Comment by Stefan de Konink (skinkie) - Friday, 20 May 2016, 21:26 GMT
Scrolling in Chrome looks very ugly without TearFree enabled. So yes, I would like that feature. In the GalliumOS wiki something is written as: "Compton as the compositor for tear free compositing
Performs better than enabling Tear Free in the Intel graphics driver with a compositor" I don't really see how that is related but Chromium and scrolling is very fluent. I think the vertical blanking is indeed what prevents Chrome from drawing to fast.
Comment by Alexander Pavel (SuperIce97) - Saturday, 21 May 2016, 03:31 GMT
Is the rest of your system tearing or just chromium? If it's just chromium, go to "chrome://flags" and enable "Override software rendering list". My chromium occasionally has tearing when the GPU process crashes, so maybe your chromium isn't using the GPU (and thus tearing like my system does when the chromium GPU process crashes). It's mostly stable on my 2 systems, one with Broadwell graphics and the other nVidia (the nVidia one is the one that has been having GPU process crashes recently; the Broadwell seems rock solid).
Comment by Tobias Powalowski (tpowa) - Thursday, 02 June 2016, 14:24 GMT
Please try 4.6.1-2 it adds a PSR patch.
Comment by vyacheslav (galdralag) - Friday, 10 June 2016, 08:10 GMT
I have same problem.
4.6.2 still has flickering.
Adding i915.enable_psr=0 to kernel command line solves problem.
Comment by Bruno Pagani (ArchangeGabriel) - Friday, 10 June 2016, 09:32 GMT
4.6.2 had this:
drm/i915/psr: Try to program link training times correctly

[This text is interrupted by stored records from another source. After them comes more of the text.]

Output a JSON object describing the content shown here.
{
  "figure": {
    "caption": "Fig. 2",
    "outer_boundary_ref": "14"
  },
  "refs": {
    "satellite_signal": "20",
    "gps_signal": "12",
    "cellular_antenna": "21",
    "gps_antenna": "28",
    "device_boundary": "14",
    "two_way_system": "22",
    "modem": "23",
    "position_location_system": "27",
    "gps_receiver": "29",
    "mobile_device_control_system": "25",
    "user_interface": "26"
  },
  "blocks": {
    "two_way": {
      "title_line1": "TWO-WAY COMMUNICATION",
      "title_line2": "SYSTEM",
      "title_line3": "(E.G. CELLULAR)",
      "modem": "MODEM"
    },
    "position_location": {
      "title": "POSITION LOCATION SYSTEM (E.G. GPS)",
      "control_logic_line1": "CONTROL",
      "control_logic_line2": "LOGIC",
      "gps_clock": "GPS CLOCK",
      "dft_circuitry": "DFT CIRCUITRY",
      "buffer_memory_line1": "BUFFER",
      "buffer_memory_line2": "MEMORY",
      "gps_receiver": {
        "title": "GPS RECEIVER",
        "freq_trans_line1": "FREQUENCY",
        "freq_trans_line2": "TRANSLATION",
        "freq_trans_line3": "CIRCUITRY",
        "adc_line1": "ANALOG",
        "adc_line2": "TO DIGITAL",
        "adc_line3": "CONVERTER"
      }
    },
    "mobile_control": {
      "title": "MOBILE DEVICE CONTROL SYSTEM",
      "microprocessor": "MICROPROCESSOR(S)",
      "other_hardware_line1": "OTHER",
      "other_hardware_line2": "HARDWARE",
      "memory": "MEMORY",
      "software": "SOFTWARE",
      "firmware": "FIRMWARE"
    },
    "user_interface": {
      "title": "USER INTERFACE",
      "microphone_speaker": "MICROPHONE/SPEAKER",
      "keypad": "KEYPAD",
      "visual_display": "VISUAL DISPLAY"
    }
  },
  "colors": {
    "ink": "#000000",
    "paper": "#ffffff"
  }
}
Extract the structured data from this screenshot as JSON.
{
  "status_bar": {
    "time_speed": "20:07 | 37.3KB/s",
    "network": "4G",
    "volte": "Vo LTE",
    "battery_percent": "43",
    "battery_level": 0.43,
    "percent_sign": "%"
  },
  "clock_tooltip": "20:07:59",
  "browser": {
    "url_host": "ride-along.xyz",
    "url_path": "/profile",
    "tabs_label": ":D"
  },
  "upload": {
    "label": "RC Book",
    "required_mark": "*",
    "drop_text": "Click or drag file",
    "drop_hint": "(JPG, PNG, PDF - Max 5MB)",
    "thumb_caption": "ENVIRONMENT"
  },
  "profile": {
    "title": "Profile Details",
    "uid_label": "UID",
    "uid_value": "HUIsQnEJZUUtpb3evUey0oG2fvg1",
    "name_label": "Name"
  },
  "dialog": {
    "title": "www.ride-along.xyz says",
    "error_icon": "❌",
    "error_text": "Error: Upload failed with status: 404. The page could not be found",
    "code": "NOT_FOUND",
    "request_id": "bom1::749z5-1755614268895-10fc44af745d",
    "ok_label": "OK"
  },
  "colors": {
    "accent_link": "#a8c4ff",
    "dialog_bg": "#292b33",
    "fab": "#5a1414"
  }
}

commit 03b7b5f983091bca17e9c163832fcde56971d7d1 upstream.

The default of 0 is 500us of link training, but that's not enough for
some platforms. Decoding this correctly means we're using 2.5ms of
link training on these platforms, which fixes flickering issues
associated with enabling PSR.

But if it didn’t helped for you, then you should report upstream.
Comment by vyacheslav (galdralag) - Saturday, 04 February 2017, 08:58 GMT
With kernel 4.9.6 at last flickering fixed for me
Comment by Giuseppe (G-G) - Sunday, 12 February 2017, 17:50 GMT
That's because after 4.9.3 they disabled psr by default:
which unfortunately means we don't get that feature.